Olson Library offers more than 46,000 electronic books on a wide variety of subjects, including mathematics, computer science and technology, accounting and finance, business management, history, literature, psychology, health sciences, and more. You can browse our collections online, or search for e-books using the online catalog or OneSearch, to search for articles simultaneously.
A Philosophical Aside

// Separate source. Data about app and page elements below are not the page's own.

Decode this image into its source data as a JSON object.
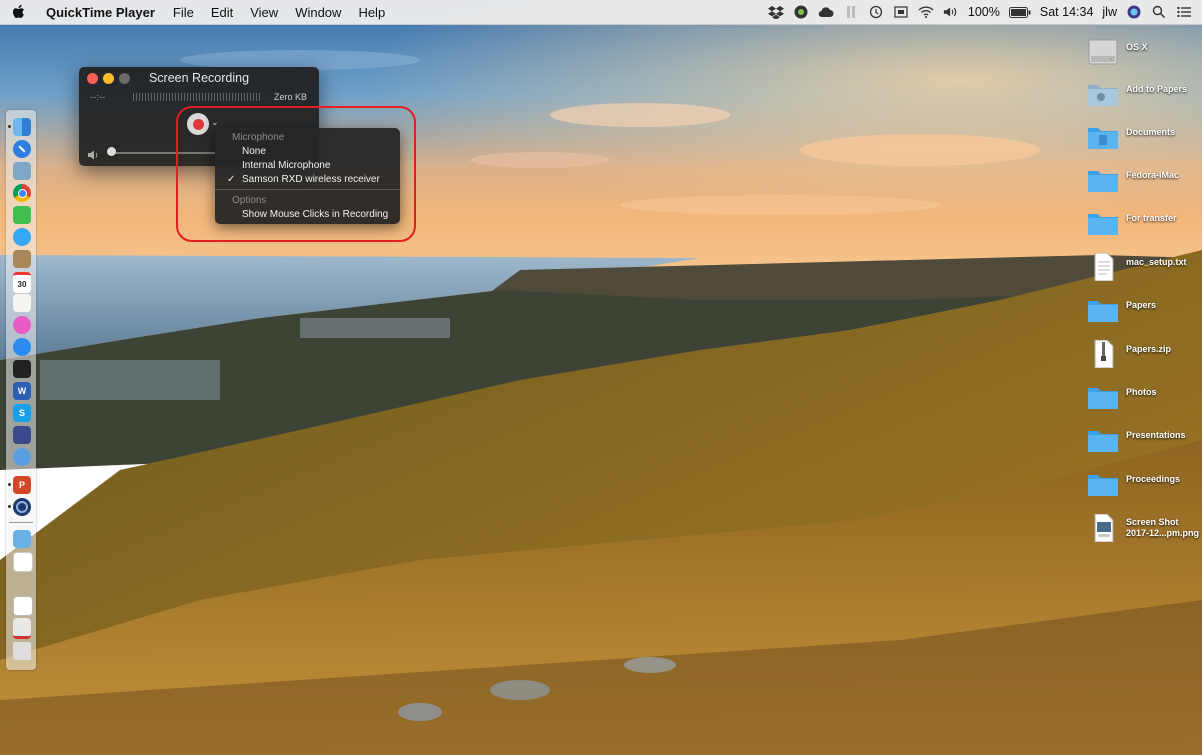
{
  "menubar": {
    "app_name": "QuickTime Player",
    "menus": [
      "File",
      "Edit",
      "View",
      "Window",
      "Help"
    ],
    "battery": "100%",
    "clock": "Sat 14:34",
    "user": "jlw",
    "status_icons": [
      "dropbox-icon",
      "evernote-icon",
      "cloud-icon",
      "pause-icon",
      "time-machine-icon",
      "display-icon",
      "wifi-icon",
      "volume-icon",
      "battery-icon",
      "siri-icon",
      "spotlight-icon",
      "notification-center-icon"
    ]
  },
  "qt_window": {
    "title": "Screen Recording",
    "time": "--:--",
    "size": "Zero KB",
    "record_icon": "record-icon",
    "volume_icon": "speaker-icon"
  },
  "dropdown": {
    "microphone_header": "Microphone",
    "mic_none": "None",
    "mic_internal": "Internal Microphone",
    "mic_samson": "Samson RXD wireless receiver",
    "selected_mark": "✓",
    "options_header": "Options",
    "show_clicks": "Show Mouse Clicks in Recording"
  },
  "desktop_icons": [
    {
      "label": "OS X",
      "icon": "hard-drive-icon"
    },
    {
      "label": "Add to Papers",
      "icon": "folder-icon"
    },
    {
      "label": "Documents",
      "icon": "folder-icon"
    },
    {
      "label": "Fedora-iMac",
      "icon": "folder-icon"
    },
    {
      "label": "For transfer",
      "icon": "folder-icon"
    },
    {
      "label": "mac_setup.txt",
      "icon": "text-file-icon"
    },
    {
      "label": "Papers",
      "icon": "folder-icon"
    },
    {
      "label": "Papers.zip",
      "icon": "zip-file-icon"
    },
    {
      "label": "Photos",
      "icon": "folder-icon"
    },
    {
      "label": "Presentations",
      "icon": "folder-icon"
    },
    {
      "label": "Proceedings",
      "icon": "folder-icon"
    },
    {
      "label": "Screen Shot\n2017-12...pm.png",
      "line1": "Screen Shot",
      "line2": "2017-12...pm.png",
      "icon": "image-file-icon"
    }
  ],
  "dock": {
    "calendar_day": "30",
    "apps": [
      "finder-icon",
      "safari-icon",
      "preview-icon",
      "chrome-icon",
      "facetime-icon",
      "messages-icon",
      "notes-icon",
      "calendar-icon",
      "reminders-icon",
      "itunes-icon",
      "app-store-icon",
      "terminal-icon",
      "word-icon",
      "skype-icon",
      "imovie-icon",
      "simulator-icon",
      "powerpoint-icon",
      "quicktime-icon",
      "mail-icon",
      "document-icon",
      "textedit-icon",
      "document2-icon",
      "printer-icon",
      "trash-icon"
    ]
  },
  "colors": {
    "record_red": "#e0383e",
    "annotation_red": "#e02020",
    "folder_blue": "#5ab4ef"
  }
}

As e-books continue to evolve, they’re having some interesting effects on scholarly discourse. For instance, a recent New York Times Sunday Book Review article explores how electronic format is changing where citations like footnotes appear. In particular, shifting footnotes to endnotes makes it less likely that a reader will see an explanation alongside its relevant passage. In the past, similar objections arose (unsuccessfully) in many fields against using endnotes instead of footnotes at all, because doing so makes it more difficult to find immediate conceptual threads and citations to supporting material. The argument was that while those changes can make for easier reading (along with easier editing and layout), shifting the notes and citations away from the text weakens the structure of the broader and longer scholarly conversation. So one deeper issue for e-books in academia is that if we think of the mechanism of scholarly citations as a form of hypertext in print–a set of nodes and links among the various contributors to human knowledge over time and space–then might we say that the electronic format is actually reducing one kind of hypertext activity?